Charles I himself entered the House of Commons chamber – an act that was a huge violation of Parliamentary privilege – and sat in the Speaker’s chair to demand the Five Members be handed over to him.
The Petition of Right is a major British constitutional document that recognises four key principles of government: no taxation without the consent of Parliament, no imprisonment without cause, no quartering of soldiers on subjects, and no martial law in peacetime.
Colonel Thomas Blood attempted to steal the Crown Jewels from the Tower of London.
On the 4th January 1642, Charles I attempted and failed to arrest the Five Members of Parliament, prompting the English Civil War and his own eventual execution for treason.
On the 30th January 1649 King Charles I of England, Scotland and Ireland was executed outside the Banqueting House in London.
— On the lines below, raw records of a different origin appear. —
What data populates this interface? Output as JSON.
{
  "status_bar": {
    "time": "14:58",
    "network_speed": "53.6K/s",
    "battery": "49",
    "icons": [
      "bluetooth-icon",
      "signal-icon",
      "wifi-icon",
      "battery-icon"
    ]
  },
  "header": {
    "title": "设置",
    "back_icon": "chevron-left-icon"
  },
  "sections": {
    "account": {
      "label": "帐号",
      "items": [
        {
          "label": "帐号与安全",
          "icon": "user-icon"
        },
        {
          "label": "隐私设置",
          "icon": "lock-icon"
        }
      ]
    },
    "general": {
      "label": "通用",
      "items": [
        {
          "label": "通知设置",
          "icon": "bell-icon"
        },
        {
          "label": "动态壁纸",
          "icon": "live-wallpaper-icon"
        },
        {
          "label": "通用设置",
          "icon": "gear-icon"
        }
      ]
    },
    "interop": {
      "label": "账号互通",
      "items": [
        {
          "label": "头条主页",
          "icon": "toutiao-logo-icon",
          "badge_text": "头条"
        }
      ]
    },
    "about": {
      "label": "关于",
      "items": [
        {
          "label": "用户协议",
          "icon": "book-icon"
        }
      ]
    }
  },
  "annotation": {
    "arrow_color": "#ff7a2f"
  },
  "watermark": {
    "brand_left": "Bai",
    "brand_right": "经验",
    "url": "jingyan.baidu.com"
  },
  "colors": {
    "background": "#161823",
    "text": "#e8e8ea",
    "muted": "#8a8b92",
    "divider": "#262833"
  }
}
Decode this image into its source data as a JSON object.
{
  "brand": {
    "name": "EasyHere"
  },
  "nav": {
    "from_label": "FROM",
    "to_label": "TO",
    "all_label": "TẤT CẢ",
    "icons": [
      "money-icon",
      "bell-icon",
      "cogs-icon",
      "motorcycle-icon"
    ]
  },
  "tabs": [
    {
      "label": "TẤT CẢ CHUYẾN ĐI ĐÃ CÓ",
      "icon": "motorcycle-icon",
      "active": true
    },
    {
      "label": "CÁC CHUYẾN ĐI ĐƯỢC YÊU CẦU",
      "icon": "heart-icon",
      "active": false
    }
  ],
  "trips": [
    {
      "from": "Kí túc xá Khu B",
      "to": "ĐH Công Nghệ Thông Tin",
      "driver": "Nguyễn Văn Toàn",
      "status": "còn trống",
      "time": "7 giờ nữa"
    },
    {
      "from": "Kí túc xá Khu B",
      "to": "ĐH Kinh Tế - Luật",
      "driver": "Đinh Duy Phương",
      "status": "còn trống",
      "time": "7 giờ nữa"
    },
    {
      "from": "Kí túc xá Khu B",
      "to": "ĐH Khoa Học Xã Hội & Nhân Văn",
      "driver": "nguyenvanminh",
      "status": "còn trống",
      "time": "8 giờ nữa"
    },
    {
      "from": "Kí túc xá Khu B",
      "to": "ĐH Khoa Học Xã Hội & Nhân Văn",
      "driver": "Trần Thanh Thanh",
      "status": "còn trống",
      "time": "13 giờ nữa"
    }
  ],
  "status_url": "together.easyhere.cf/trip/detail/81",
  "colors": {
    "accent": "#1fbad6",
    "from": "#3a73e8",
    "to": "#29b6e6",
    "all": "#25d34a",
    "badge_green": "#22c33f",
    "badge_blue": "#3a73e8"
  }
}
On the 7th June 1628, the Petition of Right was approved by King Charles I.